“We know that 23 million older Americans struggle financially. How will we be prepared to ensure their financial security for decades to come,” Bauer said. “Our United States of Aging survey found 53 percent of seniors are concerned about whether they’ve got enough savings to last the rest of their lives.”
By 2050, according to U.S. Census Bureau projections, one-in-five Americans will be 65 or older, and at least 400,000 will be 100 or older. Some futurists think even more radical changes are coming, including medical treatments that could slow, stop or reverse the aging process and allow humans to remain healthy and productive to the age of 120 or more. The possibility that extraordinary life spans could become ordinary life spans no longer seems far-fetched, according to the study.
Perhaps most intriguing: There is an association between race and ethnicity and views about radical life extension, with blacks and Hispanics more inclined than (non-Hispanic) whites to favor radical life extension for themselves as well as for society as a whole. There may be many overlapping reasons for these differences, the research found.

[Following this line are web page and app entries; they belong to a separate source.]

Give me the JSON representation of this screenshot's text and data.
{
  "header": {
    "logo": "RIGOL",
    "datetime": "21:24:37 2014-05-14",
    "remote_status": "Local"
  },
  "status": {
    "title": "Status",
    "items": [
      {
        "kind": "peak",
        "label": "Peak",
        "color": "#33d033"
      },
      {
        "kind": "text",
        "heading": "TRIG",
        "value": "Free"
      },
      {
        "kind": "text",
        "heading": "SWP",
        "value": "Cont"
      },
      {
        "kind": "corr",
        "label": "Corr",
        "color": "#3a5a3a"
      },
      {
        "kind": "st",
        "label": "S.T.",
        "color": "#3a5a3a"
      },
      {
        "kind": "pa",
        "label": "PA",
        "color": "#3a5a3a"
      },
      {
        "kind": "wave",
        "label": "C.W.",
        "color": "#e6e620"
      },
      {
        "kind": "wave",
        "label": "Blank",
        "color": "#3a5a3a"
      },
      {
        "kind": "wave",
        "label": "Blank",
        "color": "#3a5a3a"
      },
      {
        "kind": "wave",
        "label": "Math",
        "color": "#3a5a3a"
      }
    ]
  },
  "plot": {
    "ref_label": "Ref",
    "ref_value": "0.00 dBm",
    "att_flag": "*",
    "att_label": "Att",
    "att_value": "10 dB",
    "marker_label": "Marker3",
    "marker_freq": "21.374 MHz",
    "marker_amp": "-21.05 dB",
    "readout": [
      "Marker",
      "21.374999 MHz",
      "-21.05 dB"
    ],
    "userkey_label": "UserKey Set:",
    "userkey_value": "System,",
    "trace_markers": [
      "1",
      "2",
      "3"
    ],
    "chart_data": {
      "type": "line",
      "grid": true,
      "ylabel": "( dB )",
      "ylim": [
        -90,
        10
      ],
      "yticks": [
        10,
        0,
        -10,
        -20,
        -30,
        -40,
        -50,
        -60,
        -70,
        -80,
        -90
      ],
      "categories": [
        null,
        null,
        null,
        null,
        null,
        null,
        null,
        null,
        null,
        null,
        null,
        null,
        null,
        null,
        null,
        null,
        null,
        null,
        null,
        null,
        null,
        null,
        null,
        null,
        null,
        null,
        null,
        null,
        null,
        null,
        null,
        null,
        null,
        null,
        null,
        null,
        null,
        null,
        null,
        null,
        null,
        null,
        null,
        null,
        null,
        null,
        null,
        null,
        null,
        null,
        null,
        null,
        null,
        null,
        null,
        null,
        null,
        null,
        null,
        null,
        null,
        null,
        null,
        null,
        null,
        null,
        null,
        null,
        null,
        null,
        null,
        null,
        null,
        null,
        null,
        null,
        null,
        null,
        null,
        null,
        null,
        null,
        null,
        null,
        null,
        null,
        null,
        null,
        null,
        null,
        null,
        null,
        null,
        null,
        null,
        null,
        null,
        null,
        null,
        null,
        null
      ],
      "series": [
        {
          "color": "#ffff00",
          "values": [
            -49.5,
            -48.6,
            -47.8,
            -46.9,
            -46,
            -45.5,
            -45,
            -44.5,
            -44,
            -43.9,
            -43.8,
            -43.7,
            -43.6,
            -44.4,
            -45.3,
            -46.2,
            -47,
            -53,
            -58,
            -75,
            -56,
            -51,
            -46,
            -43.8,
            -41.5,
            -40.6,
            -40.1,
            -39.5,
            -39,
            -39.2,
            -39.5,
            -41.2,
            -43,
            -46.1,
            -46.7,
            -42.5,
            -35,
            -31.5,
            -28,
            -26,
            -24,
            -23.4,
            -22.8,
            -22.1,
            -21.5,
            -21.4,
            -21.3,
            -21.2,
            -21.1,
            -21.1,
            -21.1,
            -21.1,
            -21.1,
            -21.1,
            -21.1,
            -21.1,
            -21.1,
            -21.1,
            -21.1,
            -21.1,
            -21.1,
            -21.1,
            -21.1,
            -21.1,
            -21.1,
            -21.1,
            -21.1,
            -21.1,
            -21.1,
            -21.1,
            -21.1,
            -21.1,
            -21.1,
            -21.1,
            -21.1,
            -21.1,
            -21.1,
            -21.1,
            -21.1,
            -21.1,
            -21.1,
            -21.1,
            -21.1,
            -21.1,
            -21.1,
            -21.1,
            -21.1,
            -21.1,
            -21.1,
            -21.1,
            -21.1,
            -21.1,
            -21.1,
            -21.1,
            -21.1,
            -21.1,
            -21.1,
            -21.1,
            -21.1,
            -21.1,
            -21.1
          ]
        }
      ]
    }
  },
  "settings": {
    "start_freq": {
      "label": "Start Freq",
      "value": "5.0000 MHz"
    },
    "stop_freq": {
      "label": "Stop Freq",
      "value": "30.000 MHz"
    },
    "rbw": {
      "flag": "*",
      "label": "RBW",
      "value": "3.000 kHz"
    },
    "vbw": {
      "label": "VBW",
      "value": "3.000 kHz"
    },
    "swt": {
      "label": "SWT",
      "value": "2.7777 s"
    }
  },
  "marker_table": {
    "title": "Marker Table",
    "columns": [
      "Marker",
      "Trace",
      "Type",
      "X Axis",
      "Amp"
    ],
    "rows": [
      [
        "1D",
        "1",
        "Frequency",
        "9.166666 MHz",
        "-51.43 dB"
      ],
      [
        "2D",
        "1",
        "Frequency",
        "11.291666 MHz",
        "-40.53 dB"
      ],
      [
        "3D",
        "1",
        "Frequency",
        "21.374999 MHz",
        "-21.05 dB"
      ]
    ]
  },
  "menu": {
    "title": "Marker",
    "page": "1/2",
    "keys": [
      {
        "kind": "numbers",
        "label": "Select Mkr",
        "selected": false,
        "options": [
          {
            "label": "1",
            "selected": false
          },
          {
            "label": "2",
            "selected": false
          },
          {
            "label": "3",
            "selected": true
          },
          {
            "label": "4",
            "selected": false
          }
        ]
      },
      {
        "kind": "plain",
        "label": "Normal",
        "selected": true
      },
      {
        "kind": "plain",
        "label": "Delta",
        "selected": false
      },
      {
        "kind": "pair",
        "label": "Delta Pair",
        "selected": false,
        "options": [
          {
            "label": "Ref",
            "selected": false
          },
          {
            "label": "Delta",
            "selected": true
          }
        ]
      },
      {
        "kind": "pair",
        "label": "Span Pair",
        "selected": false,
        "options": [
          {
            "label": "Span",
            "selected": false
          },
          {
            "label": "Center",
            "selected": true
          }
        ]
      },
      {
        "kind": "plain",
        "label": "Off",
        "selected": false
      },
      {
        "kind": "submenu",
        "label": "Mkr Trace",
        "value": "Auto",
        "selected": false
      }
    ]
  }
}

Blacks and Hispanics tend to hold distinctive views on a number of questions that are correlated with views about radical life extension, such as having higher expectations that such scientific breakthroughs will come to pass by the year 2050 and being more inclined to see the growth of the elderly population as good for society, according to the research.